I then moved onto a an Evolution saw with stand. I thought this was great.
I then bought the Kapex 60, built a workstation for it. It will be the last tool I sell when I get too old for this hobby. It was night and day difference. It is always square when I return to it. The DE is the best I've seen, not perfect, but nothing else I've seen touches it. It requires no rear clearance - this was a massive plus in my limited workspace. The cut finish was superb.

Because of the crazy economic times we have been in, I've had this saw for 4+ years, and it is worth more now S/H than what I paid for it. It was a large amount of money for me at the time, but I have appreciated the tool every single time i have used it since.

Oh and I do drive a Lexus (RX) :) . Currently planning to spend an eye watering amount on my next one. But then I only buy one every 8-10 years.
I'm no fan boy but.... the 120 bridges the gap between heavy workshop radial arm saws and chop saws. Its a bit more accurate than others but that bit makes all the difference. Shake the head on the 120 then shake it on every other saw. The saw has stunning accuracy and settability. Even the trenching is superb.
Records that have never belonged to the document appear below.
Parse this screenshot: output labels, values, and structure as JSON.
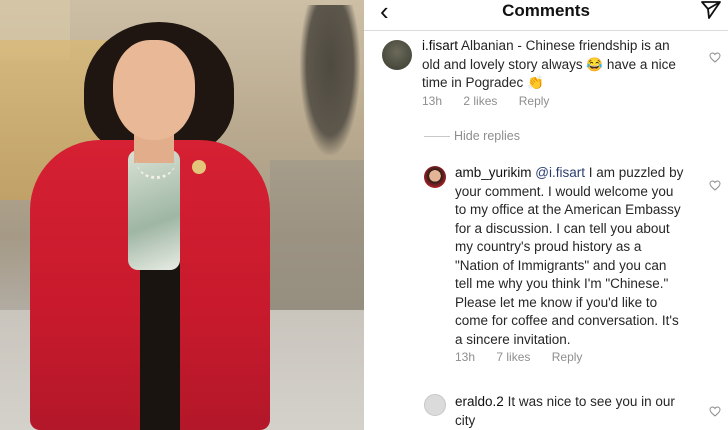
{
  "header": {
    "title": "Comments"
  },
  "comments": [
    {
      "username": "i.fisart",
      "text": "Albanian - Chinese friendship is an old and lovely story always 😂 have a nice time in Pogradec 👏",
      "time": "13h",
      "likes": "2 likes",
      "reply": "Reply"
    },
    {
      "username": "amb_yurikim",
      "mention": "@i.fisart",
      "text": "I am puzzled by your comment. I would welcome you to my office at the American Embassy for a discussion. I can tell you about my country's proud history as a \"Nation of Immigrants\" and you can tell me why you think I'm \"Chinese.\" Please let me know if you'd like to come for coffee and conversation. It's a sincere invitation.",
      "time": "13h",
      "likes": "7 likes",
      "reply": "Reply"
    },
    {
      "username": "eraldo.2",
      "text": "It was nice to see you in our city"
    }
  ],
  "hide_replies": "Hide replies",
  "colors": {
    "meta_gray": "#8e8e8e",
    "blazer_red": "#d62033"
  }
}
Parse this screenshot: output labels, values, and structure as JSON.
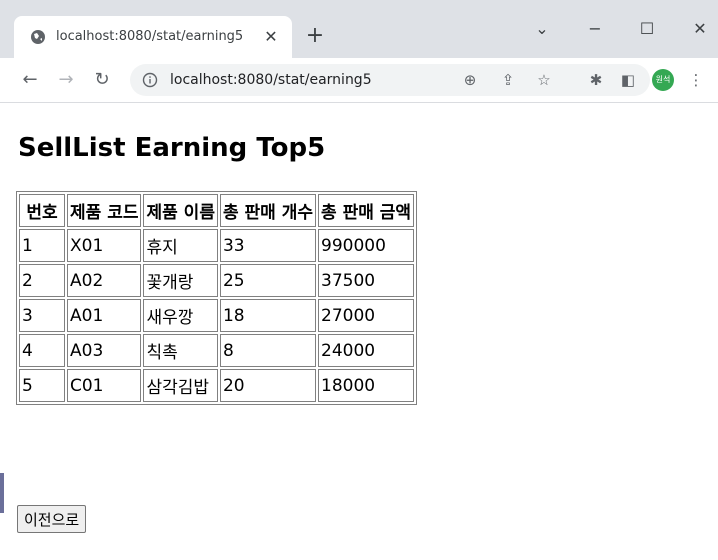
{
  "browser": {
    "tab_title": "localhost:8080/stat/earning5",
    "url": "localhost:8080/stat/earning5",
    "profile_label": "원석"
  },
  "page": {
    "title": "SellList Earning Top5",
    "table": {
      "headers": [
        "번호",
        "제품 코드",
        "제품 이름",
        "총 판매 개수",
        "총 판매 금액"
      ],
      "rows": [
        [
          "1",
          "X01",
          "휴지",
          "33",
          "990000"
        ],
        [
          "2",
          "A02",
          "꽃개랑",
          "25",
          "37500"
        ],
        [
          "3",
          "A01",
          "새우깡",
          "18",
          "27000"
        ],
        [
          "4",
          "A03",
          "칙촉",
          "8",
          "24000"
        ],
        [
          "5",
          "C01",
          "삼각김밥",
          "20",
          "18000"
        ]
      ]
    },
    "back_button_label": "이전으로"
  }
}
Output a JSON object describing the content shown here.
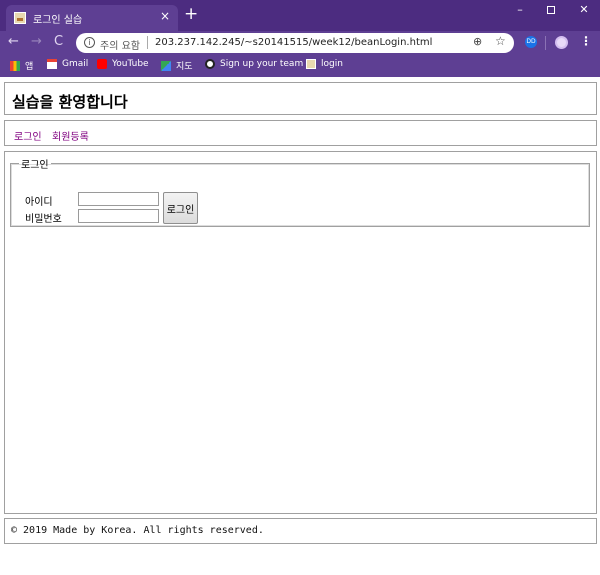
{
  "browser": {
    "tab_title": "로그인 실습",
    "tab_close": "×",
    "new_tab": "+",
    "window_controls": {
      "minimize": "–",
      "close": "✕"
    },
    "nav": {
      "back": "←",
      "forward": "→",
      "reload": "C"
    },
    "address_bar": {
      "security_label": "주의 요함",
      "url": "203.237.142.245/~s20141515/week12/beanLogin.html"
    },
    "extension_label": "DD",
    "menu": "⋮",
    "bookmarks": [
      {
        "label": "앱",
        "icon": "apps-icon"
      },
      {
        "label": "Gmail",
        "icon": "gmail-icon"
      },
      {
        "label": "YouTube",
        "icon": "youtube-icon"
      },
      {
        "label": "지도",
        "icon": "maps-icon"
      },
      {
        "label": "Sign up your team",
        "icon": "github-icon"
      },
      {
        "label": "login",
        "icon": "page-icon"
      }
    ]
  },
  "page": {
    "heading": "실습을 환영합니다",
    "nav_links": {
      "login": "로그인",
      "register": "회원등록"
    },
    "login_form": {
      "legend": "로그인",
      "id_label": "아이디",
      "password_label": "비밀번호",
      "submit_label": "로그인",
      "id_value": "",
      "password_value": ""
    },
    "footer": "© 2019 Made by Korea. All rights reserved."
  }
}
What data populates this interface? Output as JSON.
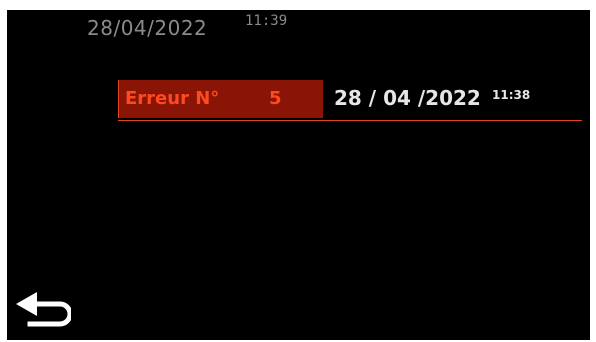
{
  "header": {
    "date": "28/04/2022",
    "time": "11:39"
  },
  "error_entry": {
    "label": "Erreur N°",
    "number": "5",
    "date": "28 / 04 /2022",
    "time": "11:38"
  },
  "colors": {
    "background": "#000000",
    "accent": "#ff4a1f",
    "label_bg": "#8a1506",
    "header_text": "#8a8a8a",
    "entry_text": "#e6e6e6"
  },
  "icons": {
    "back": "back-arrow-icon"
  }
}
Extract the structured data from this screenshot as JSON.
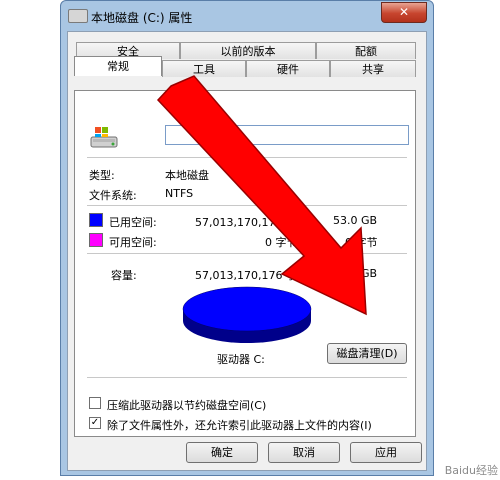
{
  "window": {
    "title": "本地磁盘 (C:) 属性",
    "close_glyph": "✕"
  },
  "tabs": {
    "row1": [
      "安全",
      "以前的版本",
      "配额"
    ],
    "row2": [
      "常规",
      "工具",
      "硬件",
      "共享"
    ]
  },
  "general": {
    "name_value": "",
    "type_label": "类型:",
    "type_value": "本地磁盘",
    "fs_label": "文件系统:",
    "fs_value": "NTFS",
    "used_label": "已用空间:",
    "used_bytes": "57,013,170,176 字节",
    "used_gb": "53.0 GB",
    "free_label": "可用空间:",
    "free_bytes": "0 字节",
    "free_gb": "0 字节",
    "capacity_label": "容量:",
    "capacity_bytes": "57,013,170,176 字节",
    "capacity_gb": "53.0 GB",
    "drive_label": "驱动器 C:",
    "cleanup_button": "磁盘清理(D)",
    "compress_label": "压缩此驱动器以节约磁盘空间(C)",
    "compress_checked": false,
    "index_label": "除了文件属性外，还允许索引此驱动器上文件的内容(I)",
    "index_checked": true
  },
  "colors": {
    "used": "#0000ff",
    "free": "#ff00ff",
    "arrow": "#ff0000"
  },
  "buttons": {
    "ok": "确定",
    "cancel": "取消",
    "apply": "应用"
  },
  "watermark": "Baidu经验"
}
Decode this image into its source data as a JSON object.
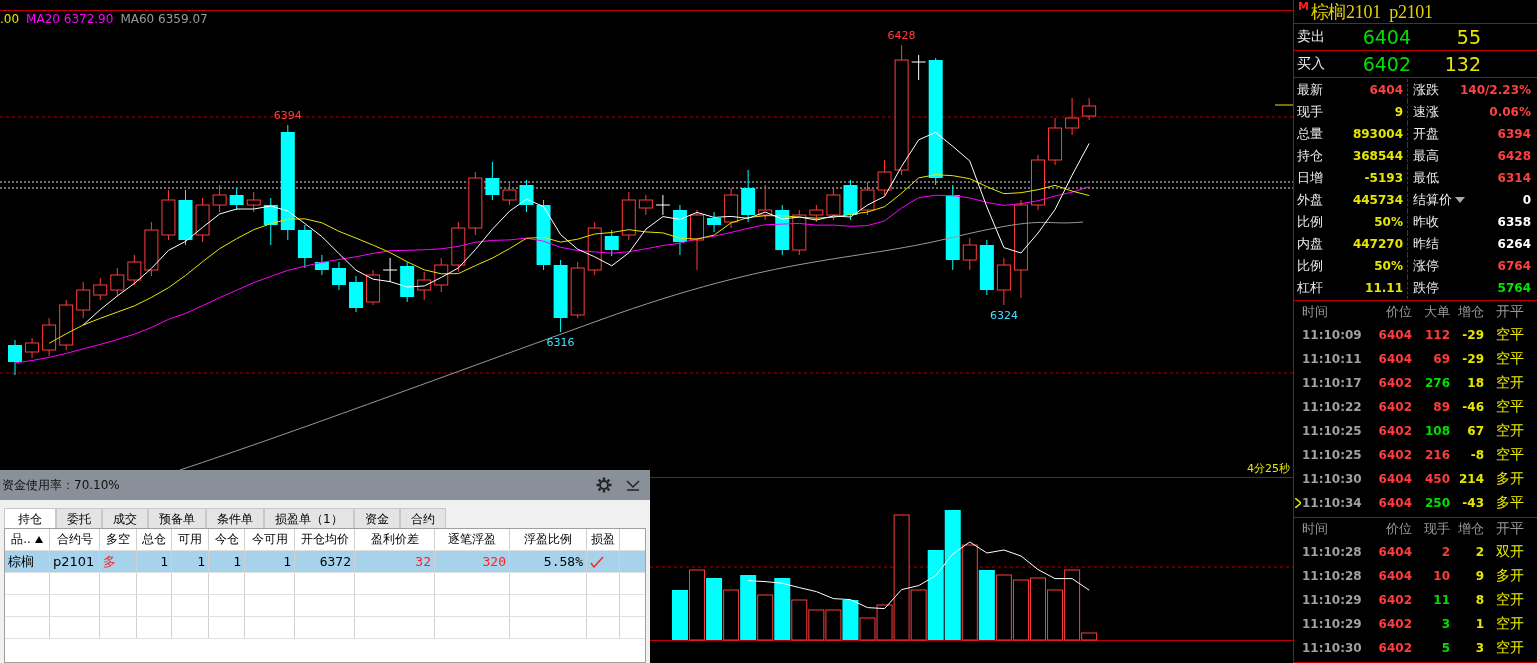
{
  "legend": [
    {
      "text": ".00",
      "color": "#e6e600"
    },
    {
      "text": "MA20 6372.90",
      "color": "#ff00ff"
    },
    {
      "text": "MA60 6359.07",
      "color": "#9a9a9a"
    }
  ],
  "chart": {
    "extreme_labels": [
      {
        "text": "6394",
        "kind": "high"
      },
      {
        "text": "6316",
        "kind": "low"
      },
      {
        "text": "6428",
        "kind": "high"
      },
      {
        "text": "6324",
        "kind": "low"
      }
    ],
    "countdown": "4分25秒"
  },
  "quote": {
    "mark": "M",
    "title": "棕榈2101  p2101",
    "book": [
      {
        "label": "卖出",
        "price": "6404",
        "volume": "55"
      },
      {
        "label": "买入",
        "price": "6402",
        "volume": "132"
      }
    ],
    "stats": [
      [
        {
          "label": "最新",
          "value": "6404",
          "color": "#ff4040"
        },
        {
          "label": "涨跌",
          "value": "140/2.23%",
          "color": "#ff4040"
        }
      ],
      [
        {
          "label": "现手",
          "value": "9",
          "color": "#e6e600"
        },
        {
          "label": "速涨",
          "value": "0.06%",
          "color": "#ff4040"
        }
      ],
      [
        {
          "label": "总量",
          "value": "893004",
          "color": "#e6e600"
        },
        {
          "label": "开盘",
          "value": "6394",
          "color": "#ff4040"
        }
      ],
      [
        {
          "label": "持仓",
          "value": "368544",
          "color": "#e6e600"
        },
        {
          "label": "最高",
          "value": "6428",
          "color": "#ff4040"
        }
      ],
      [
        {
          "label": "日增",
          "value": "-5193",
          "color": "#e6e600"
        },
        {
          "label": "最低",
          "value": "6314",
          "color": "#ff4040"
        }
      ],
      [
        {
          "label": "外盘",
          "value": "445734",
          "color": "#e6e600"
        },
        {
          "label": "结算价",
          "value": "0",
          "color": "#ffffff",
          "dropdown": true
        }
      ],
      [
        {
          "label": "比例",
          "value": "50%",
          "color": "#e6e600"
        },
        {
          "label": "昨收",
          "value": "6358",
          "color": "#ffffff"
        }
      ],
      [
        {
          "label": "内盘",
          "value": "447270",
          "color": "#e6e600"
        },
        {
          "label": "昨结",
          "value": "6264",
          "color": "#ffffff"
        }
      ],
      [
        {
          "label": "比例",
          "value": "50%",
          "color": "#e6e600"
        },
        {
          "label": "涨停",
          "value": "6764",
          "color": "#ff4040"
        }
      ],
      [
        {
          "label": "杠杆",
          "value": "11.11",
          "color": "#e6e600"
        },
        {
          "label": "跌停",
          "value": "5764",
          "color": "#00e600"
        }
      ]
    ]
  },
  "big_orders": {
    "columns": [
      "时间",
      "价位",
      "大单",
      "增仓",
      "开平"
    ],
    "rows": [
      {
        "time": "11:10:09",
        "price": "6404",
        "size": "112",
        "oi": "-29",
        "type": "空平",
        "color": "#ff3c3c",
        "current": false
      },
      {
        "time": "11:10:11",
        "price": "6404",
        "size": "69",
        "oi": "-29",
        "type": "空平",
        "color": "#ff3c3c",
        "current": false
      },
      {
        "time": "11:10:17",
        "price": "6402",
        "size": "276",
        "oi": "18",
        "type": "空开",
        "color": "#00e000",
        "current": false
      },
      {
        "time": "11:10:22",
        "price": "6402",
        "size": "89",
        "oi": "-46",
        "type": "空平",
        "color": "#ff3c3c",
        "current": false
      },
      {
        "time": "11:10:25",
        "price": "6402",
        "size": "108",
        "oi": "67",
        "type": "空开",
        "color": "#00e000",
        "current": false
      },
      {
        "time": "11:10:25",
        "price": "6402",
        "size": "216",
        "oi": "-8",
        "type": "空平",
        "color": "#ff3c3c",
        "current": false
      },
      {
        "time": "11:10:30",
        "price": "6404",
        "size": "450",
        "oi": "214",
        "type": "多开",
        "color": "#ff3c3c",
        "current": false
      },
      {
        "time": "11:10:34",
        "price": "6404",
        "size": "250",
        "oi": "-43",
        "type": "多平",
        "color": "#00e000",
        "current": true
      }
    ]
  },
  "ticks": {
    "columns": [
      "时间",
      "价位",
      "现手",
      "增仓",
      "开平"
    ],
    "rows": [
      {
        "time": "11:10:28",
        "price": "6404",
        "size": "2",
        "oi": "2",
        "type": "双开",
        "color": "#ff3c3c"
      },
      {
        "time": "11:10:28",
        "price": "6404",
        "size": "10",
        "oi": "9",
        "type": "多开",
        "color": "#ff3c3c"
      },
      {
        "time": "11:10:29",
        "price": "6402",
        "size": "11",
        "oi": "8",
        "type": "空开",
        "color": "#00e000"
      },
      {
        "time": "11:10:29",
        "price": "6402",
        "size": "3",
        "oi": "1",
        "type": "空开",
        "color": "#00e000"
      },
      {
        "time": "11:10:30",
        "price": "6402",
        "size": "5",
        "oi": "3",
        "type": "空开",
        "color": "#00e000"
      }
    ]
  },
  "positions": {
    "usage": "资金使用率：70.10%",
    "tabs": [
      {
        "label": "持仓",
        "selected": true
      },
      {
        "label": "委托",
        "selected": false
      },
      {
        "label": "成交",
        "selected": false
      },
      {
        "label": "预备单",
        "selected": false
      },
      {
        "label": "条件单",
        "selected": false
      },
      {
        "label": "损盈单（1）",
        "selected": false
      },
      {
        "label": "资金",
        "selected": false
      },
      {
        "label": "合约",
        "selected": false
      }
    ],
    "columns": [
      {
        "label": "品..",
        "sorted": true
      },
      {
        "label": "合约号"
      },
      {
        "label": "多空"
      },
      {
        "label": "总仓"
      },
      {
        "label": "可用"
      },
      {
        "label": "今仓"
      },
      {
        "label": "今可用"
      },
      {
        "label": "开仓均价"
      },
      {
        "label": "盈利价差"
      },
      {
        "label": "逐笔浮盈"
      },
      {
        "label": "浮盈比例"
      },
      {
        "label": "损盈"
      }
    ],
    "rows": [
      {
        "selected": true,
        "cells": [
          {
            "kind": "text",
            "text": "棕榈"
          },
          {
            "kind": "text",
            "text": "p2101"
          },
          {
            "kind": "text",
            "text": "多",
            "color": "#ff2020"
          },
          {
            "kind": "text",
            "text": "1"
          },
          {
            "kind": "text",
            "text": "1"
          },
          {
            "kind": "text",
            "text": "1"
          },
          {
            "kind": "text",
            "text": "1"
          },
          {
            "kind": "text",
            "text": "6372"
          },
          {
            "kind": "text",
            "text": "32",
            "color": "#ff2020"
          },
          {
            "kind": "text",
            "text": "320",
            "color": "#ff2020"
          },
          {
            "kind": "text",
            "text": "5.58%"
          },
          {
            "kind": "check",
            "color": "#ff2020"
          }
        ]
      }
    ]
  }
}
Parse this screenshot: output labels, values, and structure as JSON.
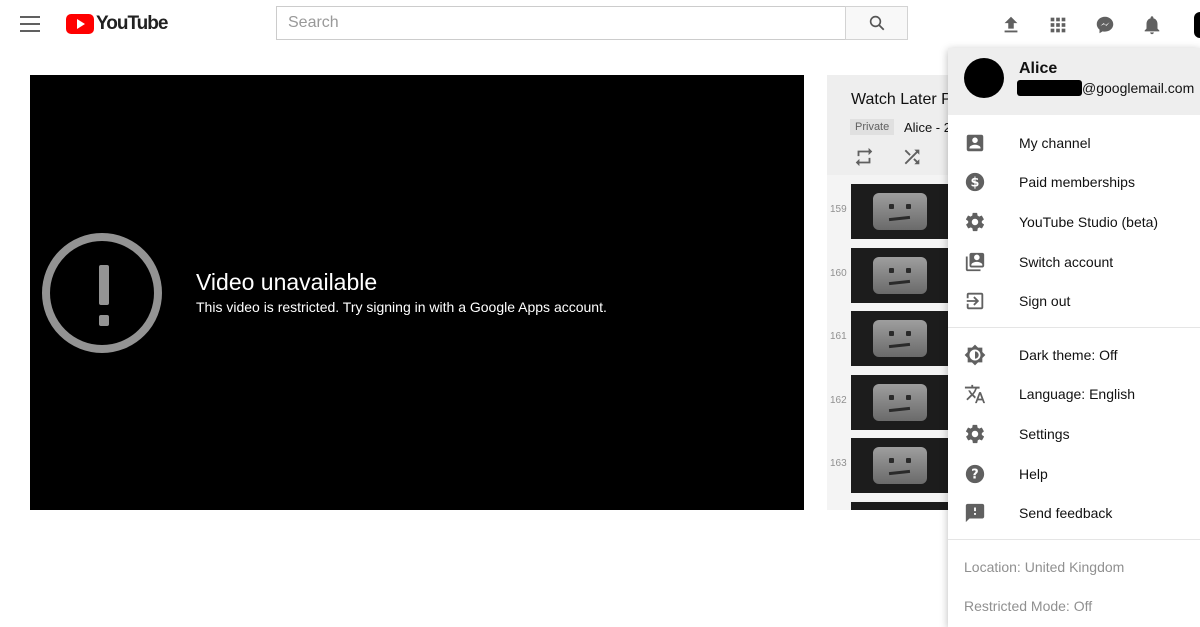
{
  "app": {
    "logo_text": "YouTube"
  },
  "header": {
    "search_placeholder": "Search",
    "icons": [
      "menu-icon",
      "upload-icon",
      "apps-grid-icon",
      "messages-icon",
      "notifications-icon"
    ]
  },
  "player": {
    "error_title": "Video unavailable",
    "error_message": "This video is restricted. Try signing in with a Google Apps account."
  },
  "playlist": {
    "title": "Watch Later P",
    "privacy_badge": "Private",
    "owner": "Alice - 2",
    "items": [
      {
        "index": "159"
      },
      {
        "index": "160"
      },
      {
        "index": "161"
      },
      {
        "index": "162"
      },
      {
        "index": "163"
      },
      {
        "index": ""
      }
    ]
  },
  "account_menu": {
    "name": "Alice",
    "email_suffix": "@googlemail.com",
    "primary_items": [
      {
        "label": "My channel",
        "icon": "account-box-icon"
      },
      {
        "label": "Paid memberships",
        "icon": "dollar-circle-icon"
      },
      {
        "label": "YouTube Studio (beta)",
        "icon": "gear-icon"
      },
      {
        "label": "Switch account",
        "icon": "switch-account-icon"
      },
      {
        "label": "Sign out",
        "icon": "sign-out-icon"
      }
    ],
    "secondary_items": [
      {
        "label": "Dark theme: Off",
        "icon": "dark-theme-icon"
      },
      {
        "label": "Language: English",
        "icon": "translate-icon"
      },
      {
        "label": "Settings",
        "icon": "gear-icon"
      },
      {
        "label": "Help",
        "icon": "help-icon"
      },
      {
        "label": "Send feedback",
        "icon": "feedback-icon"
      }
    ],
    "footer_items": [
      {
        "label": "Location: United Kingdom"
      },
      {
        "label": "Restricted Mode: Off"
      }
    ]
  },
  "colors": {
    "brand_red": "#ff0000",
    "icon_grey": "#606060",
    "muted_text": "#909090"
  }
}
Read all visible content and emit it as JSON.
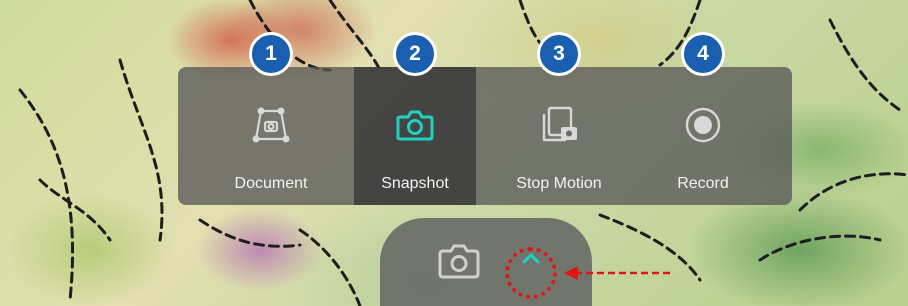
{
  "modes": [
    {
      "badge": "1",
      "label": "Document",
      "icon": "document-scan-icon"
    },
    {
      "badge": "2",
      "label": "Snapshot",
      "icon": "camera-icon"
    },
    {
      "badge": "3",
      "label": "Stop Motion",
      "icon": "stop-motion-icon"
    },
    {
      "badge": "4",
      "label": "Record",
      "icon": "record-icon"
    }
  ],
  "active_mode": "Snapshot",
  "bottom_bar": {
    "icon": "camera-icon",
    "toggle_icon": "chevron-up-icon"
  },
  "annotation": {
    "type": "dotted-circle-with-arrow",
    "color": "#e01616"
  },
  "colors": {
    "accent": "#1dd3c4",
    "badge": "#1b5fb0",
    "panel": "#585858",
    "annotation": "#e01616"
  }
}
The easy way to look at it is that Festool is like the Apple brand in phones, Apple launches a new phone and everyone wants one and Festool is just the same with dedicated followers who just buy there products. If the Festool was way ahead of the competition and not just in dust extraction then everyone would be buying them and not Bosch or Makita which is not the case. For me the weight of a tool is an indication of quality, lightweight means less material and you are getting less material for your money and something heavier remains where you put it.
There's a very simple solution to your problem. Buy the Makita.